Karl Lagerfeld, fashion designer

Karl Lagerfeld
Karl Lagerfeld
0
Have your say

With his dark sunglasses and white hair in a ponytail, Karl Lagerfeld, was one of the most distinctive faces in the fashion world.

To those who knew him, he was also the hardest working man in the industry, heading up Chanel, Fendi and his eponymous label and producing around 15 collections a year.

Lagerfeld, who drew his own designs by hand, transformed Chanel’s fortunes following the start of his association with the company in 1983.

He embraced celebrities such as the Kardashians and celebrity models while not losing touch with Chanel’s heritage.

He often hit the headlines because of his controversial quotes, describing the pop star Adele as “a little too fat” during an interview.

He also called Russian men “ugly” and said the British royal family was “unnecessary”.

Born in Hamburg, his date of birth has long been unclear.
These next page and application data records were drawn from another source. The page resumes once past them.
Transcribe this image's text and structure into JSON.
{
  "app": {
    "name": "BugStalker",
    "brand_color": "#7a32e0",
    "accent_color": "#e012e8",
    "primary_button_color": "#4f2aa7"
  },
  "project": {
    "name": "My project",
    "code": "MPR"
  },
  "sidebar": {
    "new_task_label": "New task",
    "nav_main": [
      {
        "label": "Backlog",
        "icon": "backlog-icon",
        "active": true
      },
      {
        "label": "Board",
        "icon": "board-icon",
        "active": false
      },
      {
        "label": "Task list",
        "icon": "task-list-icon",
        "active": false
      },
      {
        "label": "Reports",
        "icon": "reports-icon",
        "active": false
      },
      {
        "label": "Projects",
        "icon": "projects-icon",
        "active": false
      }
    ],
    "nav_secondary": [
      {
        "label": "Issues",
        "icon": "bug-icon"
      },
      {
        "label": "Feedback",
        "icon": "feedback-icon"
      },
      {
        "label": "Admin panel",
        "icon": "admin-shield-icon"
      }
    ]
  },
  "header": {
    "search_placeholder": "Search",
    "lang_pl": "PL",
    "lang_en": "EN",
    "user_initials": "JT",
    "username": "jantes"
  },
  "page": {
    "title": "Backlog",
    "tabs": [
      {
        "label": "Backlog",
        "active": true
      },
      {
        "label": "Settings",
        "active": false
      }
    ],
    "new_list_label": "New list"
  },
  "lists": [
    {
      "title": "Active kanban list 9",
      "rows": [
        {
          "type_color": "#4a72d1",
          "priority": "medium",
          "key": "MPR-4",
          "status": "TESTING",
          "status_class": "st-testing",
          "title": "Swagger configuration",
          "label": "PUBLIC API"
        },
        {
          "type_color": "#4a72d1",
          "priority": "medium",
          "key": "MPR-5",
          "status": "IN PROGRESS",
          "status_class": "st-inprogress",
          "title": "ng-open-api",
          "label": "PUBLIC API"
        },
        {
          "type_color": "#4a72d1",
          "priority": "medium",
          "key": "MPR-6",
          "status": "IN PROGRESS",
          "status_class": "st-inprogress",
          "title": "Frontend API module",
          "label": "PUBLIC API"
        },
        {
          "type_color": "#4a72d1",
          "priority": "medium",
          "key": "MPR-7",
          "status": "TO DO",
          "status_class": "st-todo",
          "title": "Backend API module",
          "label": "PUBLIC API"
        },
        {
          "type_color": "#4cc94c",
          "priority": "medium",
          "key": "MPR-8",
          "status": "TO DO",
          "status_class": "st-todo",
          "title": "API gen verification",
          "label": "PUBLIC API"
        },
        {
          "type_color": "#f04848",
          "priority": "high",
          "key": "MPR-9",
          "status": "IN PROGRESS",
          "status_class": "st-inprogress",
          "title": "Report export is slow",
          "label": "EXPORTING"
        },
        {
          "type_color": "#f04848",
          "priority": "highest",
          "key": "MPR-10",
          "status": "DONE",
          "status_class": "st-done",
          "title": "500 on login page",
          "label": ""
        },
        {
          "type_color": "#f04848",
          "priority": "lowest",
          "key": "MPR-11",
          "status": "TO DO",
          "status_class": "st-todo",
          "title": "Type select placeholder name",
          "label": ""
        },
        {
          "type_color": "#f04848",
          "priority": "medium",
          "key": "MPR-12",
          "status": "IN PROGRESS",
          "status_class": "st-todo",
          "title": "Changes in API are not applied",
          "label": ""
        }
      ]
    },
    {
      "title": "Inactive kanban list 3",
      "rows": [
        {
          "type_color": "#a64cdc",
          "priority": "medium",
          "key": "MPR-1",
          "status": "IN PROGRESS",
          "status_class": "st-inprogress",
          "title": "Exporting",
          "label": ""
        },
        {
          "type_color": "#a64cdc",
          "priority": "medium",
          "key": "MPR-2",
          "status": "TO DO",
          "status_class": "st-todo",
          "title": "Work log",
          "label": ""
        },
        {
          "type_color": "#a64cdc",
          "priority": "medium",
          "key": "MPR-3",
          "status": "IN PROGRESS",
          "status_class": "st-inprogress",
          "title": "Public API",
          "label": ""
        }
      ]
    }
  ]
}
It had been widely believed to be 1933, although it is listed as 1938 on his official website. In 2013 he told Paris Match magazine that he was born in 1935.
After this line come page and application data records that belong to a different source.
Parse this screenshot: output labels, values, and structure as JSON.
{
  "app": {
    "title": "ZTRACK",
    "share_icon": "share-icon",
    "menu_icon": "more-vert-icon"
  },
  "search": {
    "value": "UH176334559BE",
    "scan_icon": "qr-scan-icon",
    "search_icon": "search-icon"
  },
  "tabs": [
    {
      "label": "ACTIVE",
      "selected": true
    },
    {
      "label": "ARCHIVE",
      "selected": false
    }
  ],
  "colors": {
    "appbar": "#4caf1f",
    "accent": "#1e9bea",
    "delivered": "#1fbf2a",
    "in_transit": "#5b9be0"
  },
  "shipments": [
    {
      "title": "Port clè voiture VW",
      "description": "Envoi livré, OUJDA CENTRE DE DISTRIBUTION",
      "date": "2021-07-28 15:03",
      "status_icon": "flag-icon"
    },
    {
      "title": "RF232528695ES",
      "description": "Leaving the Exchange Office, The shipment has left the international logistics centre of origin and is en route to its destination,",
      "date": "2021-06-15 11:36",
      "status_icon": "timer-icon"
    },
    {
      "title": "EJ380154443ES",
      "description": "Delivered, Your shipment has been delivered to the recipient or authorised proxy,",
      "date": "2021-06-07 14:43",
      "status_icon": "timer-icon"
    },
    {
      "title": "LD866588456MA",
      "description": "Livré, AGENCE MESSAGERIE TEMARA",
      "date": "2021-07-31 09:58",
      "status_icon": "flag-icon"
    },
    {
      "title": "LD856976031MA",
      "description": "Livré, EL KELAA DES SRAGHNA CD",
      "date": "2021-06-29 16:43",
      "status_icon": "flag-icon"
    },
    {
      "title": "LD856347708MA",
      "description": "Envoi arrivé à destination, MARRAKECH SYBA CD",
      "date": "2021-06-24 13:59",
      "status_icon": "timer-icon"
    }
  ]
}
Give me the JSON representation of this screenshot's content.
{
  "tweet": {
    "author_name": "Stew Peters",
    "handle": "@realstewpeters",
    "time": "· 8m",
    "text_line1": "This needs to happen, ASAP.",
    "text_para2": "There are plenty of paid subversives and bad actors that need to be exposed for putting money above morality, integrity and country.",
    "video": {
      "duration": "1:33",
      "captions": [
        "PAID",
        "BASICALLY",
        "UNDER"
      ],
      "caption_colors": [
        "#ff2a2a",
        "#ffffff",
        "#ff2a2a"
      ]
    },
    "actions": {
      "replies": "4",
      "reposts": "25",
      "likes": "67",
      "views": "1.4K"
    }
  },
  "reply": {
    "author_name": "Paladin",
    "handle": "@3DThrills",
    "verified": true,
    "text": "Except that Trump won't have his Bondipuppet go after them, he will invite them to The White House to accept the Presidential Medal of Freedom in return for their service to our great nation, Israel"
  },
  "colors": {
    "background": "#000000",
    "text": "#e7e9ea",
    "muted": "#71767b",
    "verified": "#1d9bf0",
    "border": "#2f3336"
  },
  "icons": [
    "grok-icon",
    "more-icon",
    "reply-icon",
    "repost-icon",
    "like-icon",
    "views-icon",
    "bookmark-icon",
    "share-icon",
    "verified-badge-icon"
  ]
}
He left Germany for Paris when he was 17, and got his big opening in fashion when he won the 1954 International Woolmark Prize, based on his sketch of a coat that was picked up by the French designer Pierre Balmain. The award was sponsored by the International Wool Secretariat, based in the West Riding of Yorkshire.
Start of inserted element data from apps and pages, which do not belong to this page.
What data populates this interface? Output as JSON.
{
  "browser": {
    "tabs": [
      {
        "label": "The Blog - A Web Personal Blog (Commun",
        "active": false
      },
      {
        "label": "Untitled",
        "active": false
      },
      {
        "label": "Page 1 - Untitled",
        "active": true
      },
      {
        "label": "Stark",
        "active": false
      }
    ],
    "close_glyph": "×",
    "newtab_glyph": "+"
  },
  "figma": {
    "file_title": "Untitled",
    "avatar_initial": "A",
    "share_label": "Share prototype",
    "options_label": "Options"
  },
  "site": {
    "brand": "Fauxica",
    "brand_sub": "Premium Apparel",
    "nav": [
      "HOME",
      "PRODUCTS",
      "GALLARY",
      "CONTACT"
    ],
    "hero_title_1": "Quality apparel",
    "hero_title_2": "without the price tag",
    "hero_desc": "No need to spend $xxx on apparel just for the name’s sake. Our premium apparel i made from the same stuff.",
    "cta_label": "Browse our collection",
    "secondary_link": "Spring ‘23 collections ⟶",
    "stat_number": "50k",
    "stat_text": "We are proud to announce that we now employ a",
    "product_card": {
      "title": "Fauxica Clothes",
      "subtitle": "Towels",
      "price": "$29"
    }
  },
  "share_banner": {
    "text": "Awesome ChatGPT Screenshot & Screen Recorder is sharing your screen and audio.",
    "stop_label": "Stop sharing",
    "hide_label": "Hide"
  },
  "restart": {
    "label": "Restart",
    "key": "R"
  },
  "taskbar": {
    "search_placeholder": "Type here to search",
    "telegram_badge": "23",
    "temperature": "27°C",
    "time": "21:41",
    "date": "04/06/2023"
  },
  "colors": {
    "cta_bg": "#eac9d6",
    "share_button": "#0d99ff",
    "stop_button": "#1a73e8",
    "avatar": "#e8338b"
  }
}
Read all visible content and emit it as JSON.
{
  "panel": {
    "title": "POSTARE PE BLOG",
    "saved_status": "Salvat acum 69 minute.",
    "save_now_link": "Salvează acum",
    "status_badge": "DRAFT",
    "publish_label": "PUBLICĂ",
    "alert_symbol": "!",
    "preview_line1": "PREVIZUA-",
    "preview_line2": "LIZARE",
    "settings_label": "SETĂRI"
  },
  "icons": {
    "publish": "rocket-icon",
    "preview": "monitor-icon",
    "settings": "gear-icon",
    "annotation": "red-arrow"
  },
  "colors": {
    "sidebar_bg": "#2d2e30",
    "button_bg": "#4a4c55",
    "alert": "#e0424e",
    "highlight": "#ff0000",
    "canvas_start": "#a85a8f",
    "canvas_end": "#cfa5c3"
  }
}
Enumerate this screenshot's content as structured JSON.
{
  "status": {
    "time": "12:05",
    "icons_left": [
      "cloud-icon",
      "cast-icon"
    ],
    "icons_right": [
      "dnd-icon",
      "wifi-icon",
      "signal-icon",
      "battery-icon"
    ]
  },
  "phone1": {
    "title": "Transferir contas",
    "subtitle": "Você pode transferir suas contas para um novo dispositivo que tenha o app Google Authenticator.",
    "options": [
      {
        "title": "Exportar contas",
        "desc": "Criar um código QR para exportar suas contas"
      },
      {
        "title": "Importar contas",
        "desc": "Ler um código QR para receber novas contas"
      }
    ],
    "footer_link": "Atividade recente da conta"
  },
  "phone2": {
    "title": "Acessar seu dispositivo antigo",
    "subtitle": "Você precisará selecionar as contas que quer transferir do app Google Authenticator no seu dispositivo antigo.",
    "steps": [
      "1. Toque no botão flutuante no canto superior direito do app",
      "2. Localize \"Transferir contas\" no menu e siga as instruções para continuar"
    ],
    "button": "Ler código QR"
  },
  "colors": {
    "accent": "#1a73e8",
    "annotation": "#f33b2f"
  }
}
He went on to work as Balmain’s assistant for three years, before going on to design collections for Jean Patou, Chloe, Krizia, Charles Jourdan, Mario Valentino, Fendi and, ultimately, Chanel.

There, he was known for putting on a huge spectacle at his couture shows.

He imported an entire iceberg one year, built a Chanel supermarket, a casino, and, last season, a beach – complete with waves and even lifeguards. As recently as last year he paired up with Cindy Crawford’s 17-year-old daughter, Kaia Gerber, for his own brand.

But he had a less exotic side, working with H&M before such collaborations became a staple of the high street.

His image, defined by with black clothes and starched collars, was so recognisable that a high-price Karl Barbie doll was created in his honour.

“I am like a caricature of myself, and I like that. It is like a mask,” he said, while also proclaiming that “sweatpants are a sign of defeat”.

He was handed the outstanding achievement award at the British Fashion Awards in 2015, where Anna Wintour, editor-in-chief of US Vogue, said he represented “the soul of fashion – restless, forward-looking and voraciously attentive to our changing culture”.